So long as the liquid resin floats on salt water, I don't see why salt water should provide less support than liquid resin.
Lots of lag may cause problems:-\
The only reason I am funding it is to support someone thinking outside the box. I really have no use for it due to the issues listed above. I'll probably gift it to someone who might. I've done that a number of times with KS projects.
That's not to say that hobby-grade machines are useless. The degree of interest these projects garner on sites like KS means something. Perhaps it means that people are clamoring for significantly cheaper solutions. Or, perhaps, it means they are happy to have 3D printers that perform reasonably well with some TLC.

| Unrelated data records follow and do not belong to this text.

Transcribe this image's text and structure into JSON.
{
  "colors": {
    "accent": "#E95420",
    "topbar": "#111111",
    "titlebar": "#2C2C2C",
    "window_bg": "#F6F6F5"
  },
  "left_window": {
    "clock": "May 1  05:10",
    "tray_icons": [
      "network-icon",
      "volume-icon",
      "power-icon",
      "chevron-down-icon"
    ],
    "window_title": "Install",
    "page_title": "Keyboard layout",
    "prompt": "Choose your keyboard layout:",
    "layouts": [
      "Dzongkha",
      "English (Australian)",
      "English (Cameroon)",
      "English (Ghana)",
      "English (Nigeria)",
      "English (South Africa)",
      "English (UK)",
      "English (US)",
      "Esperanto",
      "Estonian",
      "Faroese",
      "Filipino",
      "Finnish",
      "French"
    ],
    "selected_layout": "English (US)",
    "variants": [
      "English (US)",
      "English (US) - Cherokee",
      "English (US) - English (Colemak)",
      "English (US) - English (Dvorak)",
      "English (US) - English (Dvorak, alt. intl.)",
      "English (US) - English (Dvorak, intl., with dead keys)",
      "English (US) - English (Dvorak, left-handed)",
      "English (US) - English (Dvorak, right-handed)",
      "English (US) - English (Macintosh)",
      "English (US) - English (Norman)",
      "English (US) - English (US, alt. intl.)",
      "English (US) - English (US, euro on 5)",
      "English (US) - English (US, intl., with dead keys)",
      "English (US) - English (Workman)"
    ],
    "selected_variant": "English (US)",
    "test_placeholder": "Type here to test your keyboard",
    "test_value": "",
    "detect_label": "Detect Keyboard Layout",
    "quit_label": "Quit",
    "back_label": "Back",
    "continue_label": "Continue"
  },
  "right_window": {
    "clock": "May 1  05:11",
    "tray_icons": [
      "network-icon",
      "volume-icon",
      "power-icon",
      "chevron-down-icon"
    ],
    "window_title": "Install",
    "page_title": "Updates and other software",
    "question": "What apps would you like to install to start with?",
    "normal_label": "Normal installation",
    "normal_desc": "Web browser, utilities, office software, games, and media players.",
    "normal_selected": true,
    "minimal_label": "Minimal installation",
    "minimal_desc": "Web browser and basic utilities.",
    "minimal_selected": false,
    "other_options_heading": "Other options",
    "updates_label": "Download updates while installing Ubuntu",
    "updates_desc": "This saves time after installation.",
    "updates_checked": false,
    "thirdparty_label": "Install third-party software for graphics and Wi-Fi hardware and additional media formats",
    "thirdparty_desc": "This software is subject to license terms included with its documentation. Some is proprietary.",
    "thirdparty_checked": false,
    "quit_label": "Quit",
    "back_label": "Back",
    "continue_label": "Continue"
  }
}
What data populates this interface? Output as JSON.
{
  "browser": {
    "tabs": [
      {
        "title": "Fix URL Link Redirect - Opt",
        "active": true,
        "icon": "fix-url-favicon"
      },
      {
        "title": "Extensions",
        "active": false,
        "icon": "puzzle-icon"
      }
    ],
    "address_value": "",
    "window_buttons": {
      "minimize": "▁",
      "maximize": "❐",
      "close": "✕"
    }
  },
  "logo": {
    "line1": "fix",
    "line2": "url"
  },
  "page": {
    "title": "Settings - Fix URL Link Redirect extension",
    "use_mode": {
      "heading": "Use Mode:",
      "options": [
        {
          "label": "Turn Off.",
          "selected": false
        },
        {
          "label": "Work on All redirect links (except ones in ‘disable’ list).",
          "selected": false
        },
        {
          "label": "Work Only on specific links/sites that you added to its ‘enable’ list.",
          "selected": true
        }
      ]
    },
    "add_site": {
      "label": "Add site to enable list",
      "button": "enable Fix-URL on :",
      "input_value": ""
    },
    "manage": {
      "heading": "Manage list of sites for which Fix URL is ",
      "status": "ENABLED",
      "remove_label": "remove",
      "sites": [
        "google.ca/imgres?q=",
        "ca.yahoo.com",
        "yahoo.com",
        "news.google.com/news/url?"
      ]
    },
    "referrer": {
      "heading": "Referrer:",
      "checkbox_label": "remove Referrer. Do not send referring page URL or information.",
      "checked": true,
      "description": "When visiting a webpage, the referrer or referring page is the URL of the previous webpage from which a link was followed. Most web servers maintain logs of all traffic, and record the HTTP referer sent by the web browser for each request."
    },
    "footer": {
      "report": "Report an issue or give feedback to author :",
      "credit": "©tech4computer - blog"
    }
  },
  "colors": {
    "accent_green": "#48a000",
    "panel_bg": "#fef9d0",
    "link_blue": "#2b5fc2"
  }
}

At some level I equate it to what happens with CNC machining equipment. I've built and purchased many low cost home-brewed CNC machining solutions. In retrospect they were always a pain in the ass to use in one form or another. It was always far more time and cost effective to send parts out to have them machined by capable shops with capable industrial-grade machines.
I eventually purchased my own industrial-grade machines. I had Haas VMC's and a lathes in house. That's when I saw the light. The difference between the hobby/garage machines and what the pro's are using is massive. It went from screwing around with the machine to make it work, maintaing tolerances, deal with software issues, repairing it, etc. to just using it and producing very high quality parts every single time.

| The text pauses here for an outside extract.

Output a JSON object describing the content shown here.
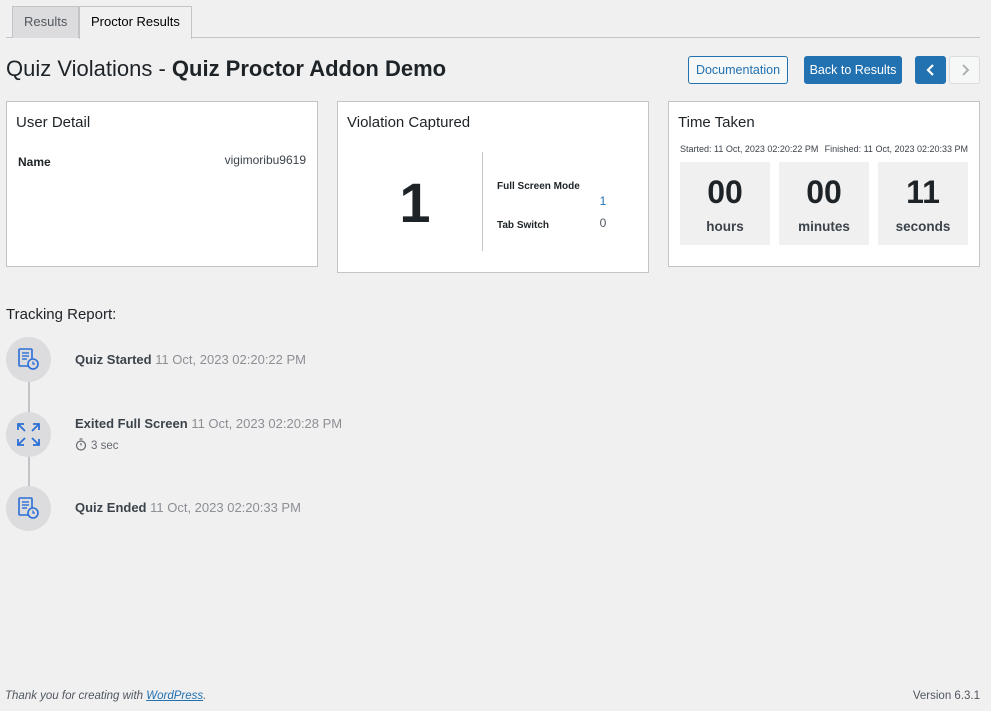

CNC machining, at that point, became a source of creativity that did not detract from the design process but almost added to it.
This drip 3D printing gizmo is great. Like I said, I am supporting it. I could be lots of fun. A professional tool it is not. Not at this stage anyway.
They, and you, were absolutely right to observe that these devices were massively less capable than the existing devices, and to foresee that they would never become as capable, and to explain that the reduced capability translates directly into less freedom to create, and to predict that they would not replace the existing devices.
Where they might have gone wrong (i note that you do not!) would be to conclude that these devices were therefore never going to be successful. They did not displace the existing devices from their niches; they carved out an entirely new niche, surviving by making small profits from huge numbers of people.
The boosters are talking rubbish when they say that 3D printing will revolutionise manufacturing. But it might just revolutionise DIY.
Mechanically delicate though. Vibrations disturbing the surface of the liquid will skew the print and cause poor layer adhesion. And you have to make sure your surface is perfectly level.
And I have to chuckle a little bit about how much of a prairie farmer hack this is. People around here build crazy hacks like this all the time on their farm equipment, glad to see them getting some publicity!
Regardless, I love the approach taken here; really quite clever.
Also constant velocity of z-axis movement might pose some inefficiencies because if you want to print a box you have to set the rate of ascend low enough for the laser to create full bottom and you can't speed up when you are building sides of the box.